--- Your assignment ---
Among the entries, find the lines with the string "verwendet" and report them.

+---+

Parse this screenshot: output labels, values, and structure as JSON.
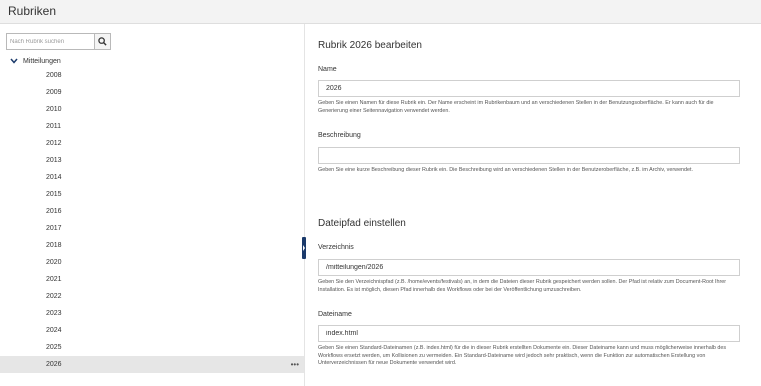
{
  "header": {
    "title": "Rubriken"
  },
  "sidebar": {
    "search": {
      "placeholder": "Nach Rubrik suchen",
      "icon": "search-icon"
    },
    "root": {
      "label": "Mitteilungen",
      "icon": "chevron-down-icon",
      "expanded": true
    },
    "items": [
      {
        "label": "2008"
      },
      {
        "label": "2009"
      },
      {
        "label": "2010"
      },
      {
        "label": "2011"
      },
      {
        "label": "2012"
      },
      {
        "label": "2013"
      },
      {
        "label": "2014"
      },
      {
        "label": "2015"
      },
      {
        "label": "2016"
      },
      {
        "label": "2017"
      },
      {
        "label": "2018"
      },
      {
        "label": "2020"
      },
      {
        "label": "2021"
      },
      {
        "label": "2022"
      },
      {
        "label": "2023"
      },
      {
        "label": "2024"
      },
      {
        "label": "2025"
      },
      {
        "label": "2026",
        "selected": true
      }
    ],
    "more_label": "•••"
  },
  "main": {
    "title": "Rubrik 2026 bearbeiten",
    "name": {
      "label": "Name",
      "value": "2026",
      "help": "Geben Sie einen Namen für diese Rubrik ein. Der Name erscheint im Rubrikenbaum und an verschiedenen Stellen in der Benutzungsoberfläche. Er kann auch für die Generierung einer Seitennavigation verwendet werden."
    },
    "description": {
      "label": "Beschreibung",
      "value": "",
      "help": "Geben Sie eine kurze Beschreibung dieser Rubrik ein. Die Beschreibung wird an verschiedenen Stellen in der Benutzeroberfläche, z.B. im Archiv, verwendet."
    },
    "section_title": "Dateipfad einstellen",
    "directory": {
      "label": "Verzeichnis",
      "value": "/mitteilungen/2026",
      "help": "Geben Sie den Verzeichnispfad (z.B. /home/events/festivals) an, in dem die Dateien dieser Rubrik gespeichert werden sollen. Der Pfad ist relativ zum Document-Root Ihrer Installation. Es ist möglich, diesen Pfad innerhalb des Workflows oder bei der Veröffentlichung umzuschreiben."
    },
    "filename": {
      "label": "Dateiname",
      "value": "index.html",
      "help": "Geben Sie einen Standard-Dateinamen (z.B. index.html) für die in dieser Rubrik erstellten Dokumente ein. Dieser Dateiname kann und muss möglicherweise innerhalb des Workflows ersetzt werden, um Kollisionen zu vermeiden. Ein Standard-Dateiname wird jedoch sehr praktisch, wenn die Funktion zur automatischen Erstellung von Unterverzeichnissen für neue Dokumente verwendet wird."
    }
  },
  "colors": {
    "splitter": "#1b3a6b",
    "selected_row": "#e6e6e6",
    "header_bg": "#f3f3f3"
  }
}
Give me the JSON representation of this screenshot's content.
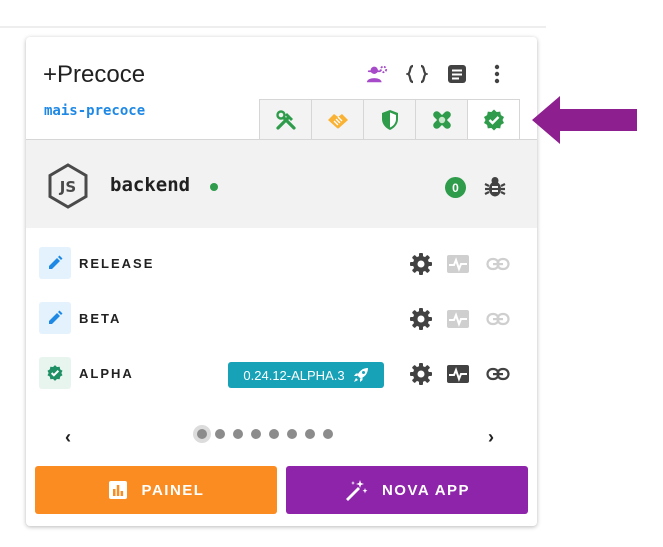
{
  "header": {
    "title": "+Precoce",
    "subtitle": "mais-precoce",
    "icons": [
      "users-gear-icon",
      "code-braces-icon",
      "document-icon",
      "more-vert-icon"
    ]
  },
  "tabs": [
    {
      "name": "tools",
      "color": "#2e9c4a"
    },
    {
      "name": "handshake",
      "color": "#f9b233"
    },
    {
      "name": "shield",
      "color": "#2e9c4a"
    },
    {
      "name": "bandage",
      "color": "#2e9c4a"
    },
    {
      "name": "verified",
      "color": "#2e9c4a"
    }
  ],
  "app": {
    "name": "backend",
    "status_color": "#2e9c4a",
    "issue_count": "0"
  },
  "environments": [
    {
      "label": "RELEASE",
      "status": "pencil-icon",
      "version": null
    },
    {
      "label": "BETA",
      "status": "pencil-icon",
      "version": null
    },
    {
      "label": "ALPHA",
      "status": "verified-icon",
      "version": "0.24.12-ALPHA.3"
    }
  ],
  "pager": {
    "total_pages": 8,
    "current_page": 1
  },
  "actions": {
    "painel_label": "PAINEL",
    "nova_app_label": "NOVA APP",
    "painel_color": "#fb8c22",
    "nova_app_color": "#8e24aa"
  },
  "colors": {
    "accent_blue": "#1e88e5",
    "success": "#2e9c4a",
    "chip": "#17a2b8",
    "arrow": "#8e1f8e"
  }
}
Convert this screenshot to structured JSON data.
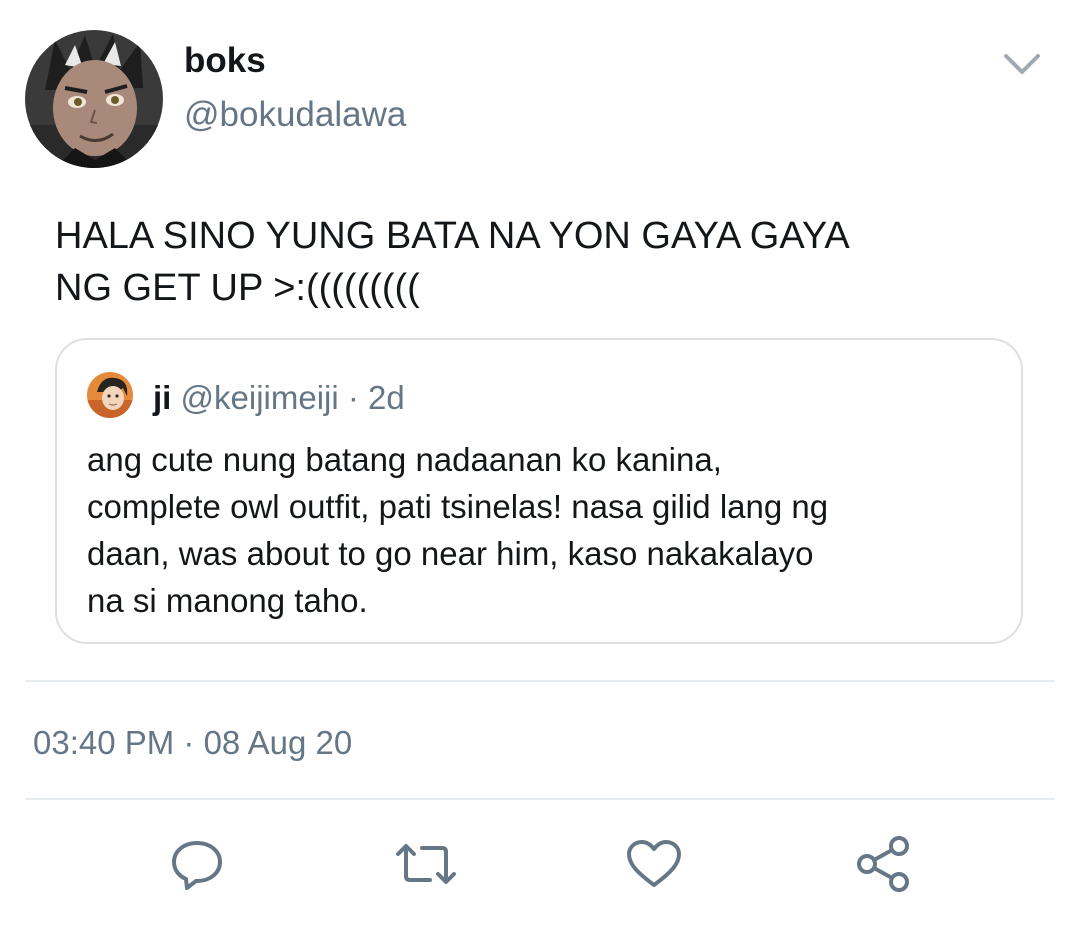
{
  "tweet": {
    "author": {
      "display_name": "boks",
      "handle": "@bokudalawa",
      "avatar": "avatar-anime-character"
    },
    "more_icon": "chevron-down-icon",
    "text": "HALA SINO YUNG BATA NA YON GAYA GAYA\nNG GET UP >:(((((((((",
    "quoted_tweet": {
      "display_name": "ji",
      "handle": "@keijimeiji",
      "separator": "·",
      "time": "2d",
      "avatar": "avatar-anime-character",
      "text": "ang cute nung batang nadaanan ko kanina,\ncomplete owl outfit, pati tsinelas! nasa gilid lang ng\ndaan, was about to go near him, kaso nakakalayo\nna si manong taho."
    },
    "timestamp": "03:40 PM · 08 Aug 20",
    "actions": {
      "reply_icon": "reply-icon",
      "retweet_icon": "retweet-icon",
      "like_icon": "heart-icon",
      "share_icon": "share-icon"
    }
  },
  "colors": {
    "text_primary": "#14171a",
    "text_secondary": "#657786",
    "border": "#dcdfe3",
    "icon": "#657786"
  }
}
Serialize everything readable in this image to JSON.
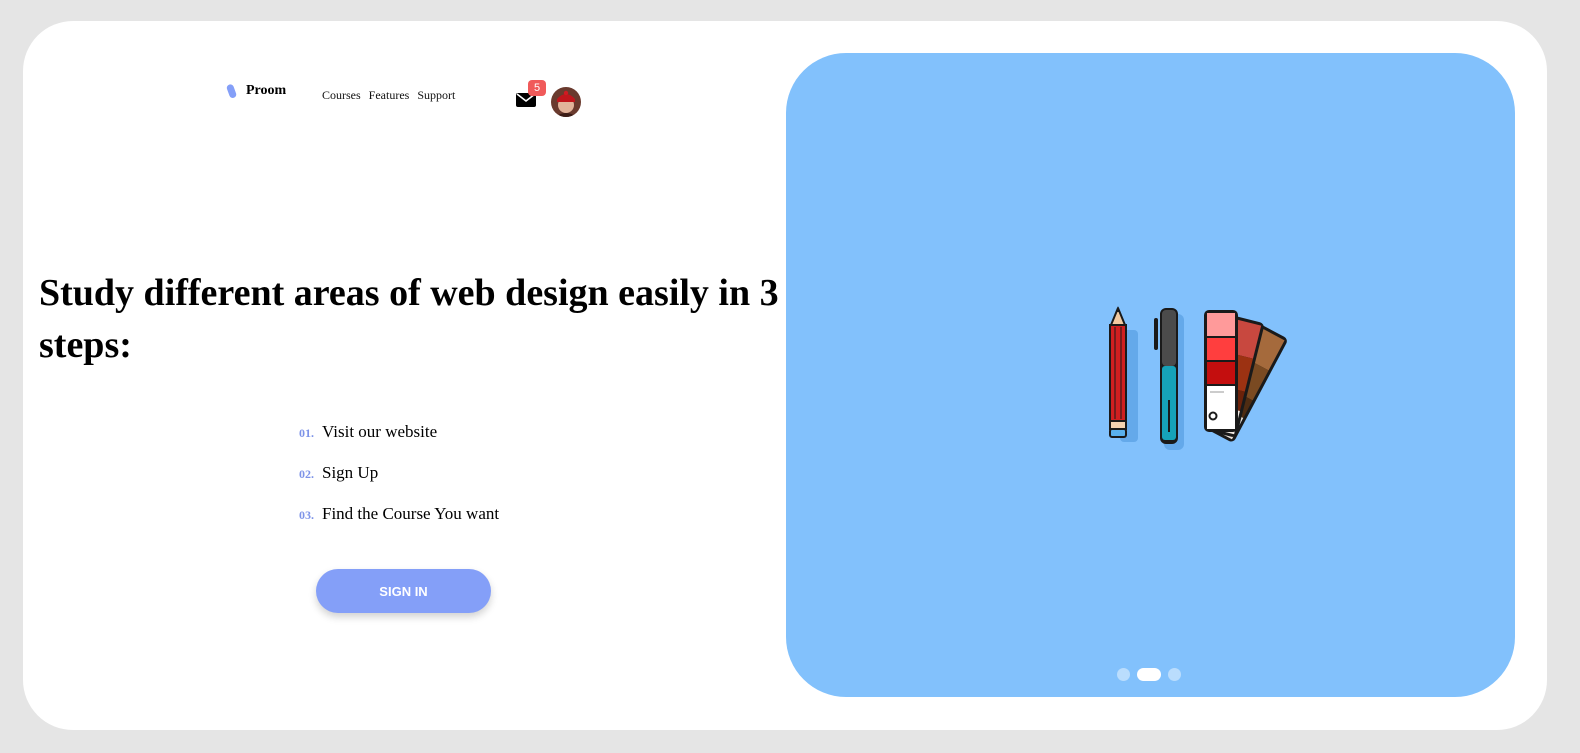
{
  "brand": {
    "name": "Proom",
    "color": "#849ff8"
  },
  "nav": {
    "items": [
      "Courses",
      "Features",
      "Support"
    ]
  },
  "header": {
    "mail_icon": "envelope-icon",
    "notification_count": "5",
    "badge_color": "#f05a5a"
  },
  "hero": {
    "headline": "Study different areas of web design easily in 3 steps:",
    "steps": [
      {
        "num": "01.",
        "text": "Visit our website"
      },
      {
        "num": "02.",
        "text": "Sign Up"
      },
      {
        "num": "03.",
        "text": "Find the Course You want"
      }
    ],
    "cta_label": "SIGN IN",
    "cta_color": "#849ff8"
  },
  "panel": {
    "background": "#82c1fc",
    "illustration_icons": [
      "pencil-icon",
      "marker-pen-icon",
      "color-swatch-fan-icon"
    ],
    "carousel": {
      "slides": 3,
      "active_index": 1
    }
  }
}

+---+

--- Problem solution ---
      "help": "Geben Sie einen Namen für diese Rubrik ein. Der Name erscheint im Rubrikenbaum und an verschiedenen Stellen in der Benutzungsoberfläche. Er kann auch für die Generierung einer Seitennavigation verwendet werden."
      "help": "Geben Sie eine kurze Beschreibung dieser Rubrik ein. Die Beschreibung wird an verschiedenen Stellen in der Benutzeroberfläche, z.B. im Archiv, verwendet."
      "help": "Geben Sie einen Standard-Dateinamen (z.B. index.html) für die in dieser Rubrik erstellten Dokumente ein. Dieser Dateiname kann und muss möglicherweise innerhalb des Workflows ersetzt werden, um Kollisionen zu vermeiden. Ein Standard-Dateiname wird jedoch sehr praktisch, wenn die Funktion zur automatischen Erstellung von Unterverzeichnissen für neue Dokumente verwendet wird."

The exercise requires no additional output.